Held’s prediction was, borne out the very first day of the second trial. On January 23,1937, Pyatakov “confessed” what was politically required by the Stalinist frame-up artists. While on a mission to Berlin for the Soviet government in the “first half of December 1935,” declared Pyatakov; “we got into an airplane and set off. We did not stop anywhere, and at approximately 3 p.m. we landed at the airdrome in Oslo.” From there he was whisked in an automobile “for about 30 minutes” and came to a “small house” and “there I saw Trotsky.”

A “Confession”

Pyatakoff “confessed” they talked “about two hours.” Trotsky “told me,” continued Pyatakov, “that he had conducted rather lengthy negotiations with the Vice-Chairman of the German National-Socialist Party – Hess.” In accordance with this “agreement” with Hess, Germany and Japan were to get economic and territorial concessions in the event of the defeat of the Soviet Union in war. Meanwhile Pyatakov was to return and start wrecking and murdering activities. And so, having been instructed, Pyatakov flew back to Berlin in the airplane.

How fantastic this confession sounded, can be judged from the fact that Pyatakov had been a loyal Stalinist and bitter opponent of Trotsky since 1928!

Trotsky from his Norway exile demanded that the prosecutor should cross-examine Pyatakov on his alleged airplane trip. What name did he use on his passport?

What happened at the customs? What hotel did he stay in after the alleged visit? And so on.

It would not take many answers on such specific points to expose the frame-up. Pyatakov, for instance, had already said it took 30 minutes to reach Trotsky’s house. Yet Trotsky lived about 45 miles from Oslo over difficult snow-bound roads that could not even be climbed without chains.

Naturally, Vyshinsky, who was closely adhering to the script prepared by the GPU for the frame-up, made no response whatever to these specific questions. His job was to cover up the frame-up, not expose it. The press however made an investigation in Oslo and discovered a most startling fact. No foreign airplane at all had landed at Oslo in the whole month of December!

Sensational News

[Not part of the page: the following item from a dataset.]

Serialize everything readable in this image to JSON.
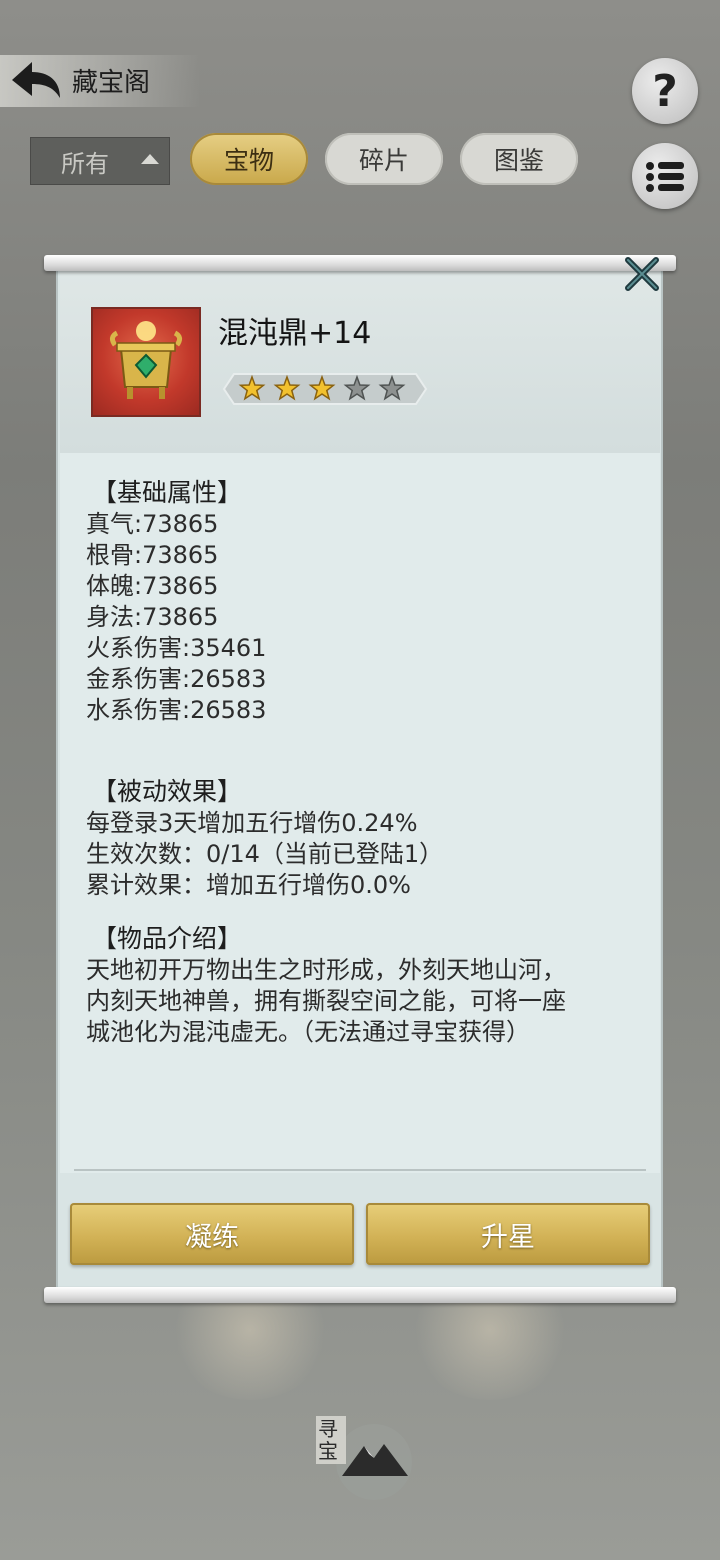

This fact made such a sensation that virtually every newspaper outside the Soviet Union gave the story front-page prominence. On January 29, the Arbeiderbladet, organ of the Government Party in Norway, proved that no foreign airplane had landed at Kjeller airdrome “from September 1935 to May 1936.”

Pyatakov’s “confession” was thus exposed as a lie while the trial was still going on! Konrad Knudsen, a member of the Norwegian Parliament, wired Vyshinsky directly, calling his attention to the exposure which was being headlined throughout the world. Everyone waited to see how the prosecution would respond to the collapse of the frame-up. Would the defendants be freed?

Stalin, however, has his own way of reacting when caught red-handed. Trotsky told the press on January 29:

“I am very much afraid that the GPU will make haste to shoot Pyatakov in order to forestall further disconcerting questions and deprive the future international commission of inquiry of the opportunity to demand further clarification from Pyatakov.”

Trotsky proved correct. The very next day the trial was brought to a hasty close. And on February 1, two days after the wire to Vyshinsky, Pyatakov was precipitately killed. Dead men tell no tales.

But it was already too late. Pyatakov’s “confession” had become an indelible part of the record, unshakeable proof of the frame-up. Stalin liquidated Pyatakov but he could not liquidate the “confession” Pyatakov had made. The second Moscow trial had become another damning indictment of the Stalinist regime.

Explains Silence

In the light of these facts it is easy to see why the Stalinist prosecution at Nuremberg today has never so much as mentioned the slanderous charge about an alleged deal between Trotsky and the Nazis, although this constituted the principal accusation in the Moscow trials. Likewise it is easy to see why the Stalinist prosecution has remained silent about Natalia Trotsky’s demand that her attorney be permitted to cross-examine Rudolph Hess and the other Nazi defendants.

The Stalinists understand very well that such a cross-examination would only serve to call world attention once again to the innocence of Trotsky and the guilt of Stalin.


Last updated on: 18 June 2021